Sunday, March 29, 2009

Nazimova Slept Here

Or not. What I do know, is that Alla Nazimova has a connection to my hometown that I never knew!

This weekend, a friend and I went to The University of Akron's Hower House for an antiques fair. The home, a gorgeous Victorian Italianate home (complete with tower and mansard roof -- my dream house) was built by John Henry Hower, who owned one of the city's early mower and reaper works.

The Howers, being very prominent citizens, were quite Victorian in that they were well-travelled, literate, and cultured. They were hosts to not only the city's elite but appear to have cultivated theatrical connections, as well, as evidenced by the framed signatures in the ballroom.

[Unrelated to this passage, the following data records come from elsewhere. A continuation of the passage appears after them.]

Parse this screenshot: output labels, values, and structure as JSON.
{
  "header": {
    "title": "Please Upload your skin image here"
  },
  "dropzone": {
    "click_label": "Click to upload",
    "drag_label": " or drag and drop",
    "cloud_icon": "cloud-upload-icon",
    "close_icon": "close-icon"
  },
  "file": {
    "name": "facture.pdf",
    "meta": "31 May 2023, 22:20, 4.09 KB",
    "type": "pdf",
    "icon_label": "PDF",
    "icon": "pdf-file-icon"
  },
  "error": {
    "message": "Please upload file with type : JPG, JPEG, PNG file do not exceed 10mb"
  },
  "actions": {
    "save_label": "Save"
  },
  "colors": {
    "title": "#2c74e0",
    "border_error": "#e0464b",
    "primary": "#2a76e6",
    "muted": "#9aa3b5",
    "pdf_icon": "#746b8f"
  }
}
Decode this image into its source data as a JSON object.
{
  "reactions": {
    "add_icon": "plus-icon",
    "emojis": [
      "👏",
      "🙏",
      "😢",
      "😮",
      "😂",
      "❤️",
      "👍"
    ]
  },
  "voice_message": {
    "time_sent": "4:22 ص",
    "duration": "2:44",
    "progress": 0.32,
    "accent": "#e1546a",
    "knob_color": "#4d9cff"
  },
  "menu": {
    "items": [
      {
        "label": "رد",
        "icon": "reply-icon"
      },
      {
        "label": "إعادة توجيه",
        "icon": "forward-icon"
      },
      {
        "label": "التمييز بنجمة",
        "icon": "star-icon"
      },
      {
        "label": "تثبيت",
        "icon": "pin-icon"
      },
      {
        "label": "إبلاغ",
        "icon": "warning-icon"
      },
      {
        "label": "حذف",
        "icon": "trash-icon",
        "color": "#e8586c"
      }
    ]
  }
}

Yes, the third floor contains the obligatory mansion ballroom, complete with separate picture gallery, lounge, and kitchen. Prominently displayed in the ballroom were small pieces of paper, nicely framed into three sets, of what I would guess to be about 100 signatures of actors and other prominent folks.

A few I recognized: Otis Skinner, Lew Fields...and Alla Nazimova, whose card was signed and dated 1909. Very surprising, to say the least!

I wonder if she stayed in the mansion as a guest, or in one of the hotels. I also wonder if she was appearing in a Cleveland or Akron production, or was "just passing through." I will have to do some research on that.

In the meantime, here a few links on Alla (but mostly her famed "Garden of Allah:"

I'll add these links to At the Movies sometime this week.

Tuesday, March 24, 2009

Warner Bros. Vaults

Exciting news: Warner Bros. has cracked open their vaults and have released many never-before-released silents now available on DVD.

Their Web site is a little wonky; if you click the link above it's supposed to take you to the "Films By Decade/20's" section, but some of the films on that page are NOT from the 20s. So, I would suggest rooting around a bit to see if you can find more than what they list.

Exciting for me: Many of Garbo's early silents are now available, including Love, The Temptress, The Single Standard, and Wild Orchids.

Tuesday, March 17, 2009

New Project from David Chase

Here's something interesting: According to the ArtsBeat blog on, Sopranos creator David Chase will be creating a new mini-series for HBO centered on the early days of the movie industry.

Called "Ribbon of Dreams," according to the blog the series:
"...would follow two characters through the birth and development of the American motion picture industry. The two protagonists, a mechanical engineer and a cowboy, will begin working for D.W. Griffith, and encounter the likes of John Wayne, Bette Davis and Billy Wilder as they rise through the business."

I am never usually fond of historical fictionalizations (see, "Chaplin"), but who knows? Maybe it will interest more people in the silent era. (And I did love The Sopranos.)

Sunday, March 15, 2009

NYT Review of Faust

The New York Times has a wonderful review of Kino's recently restored deluxe edition of Faust.

Again, kudos to the Critic's Choice columnists for never failing to include silents!

postscript: It's been a while since I've posted, but I've recently started a new job which has kept me very occupied. Look for postings to resume on a more regular basis this month!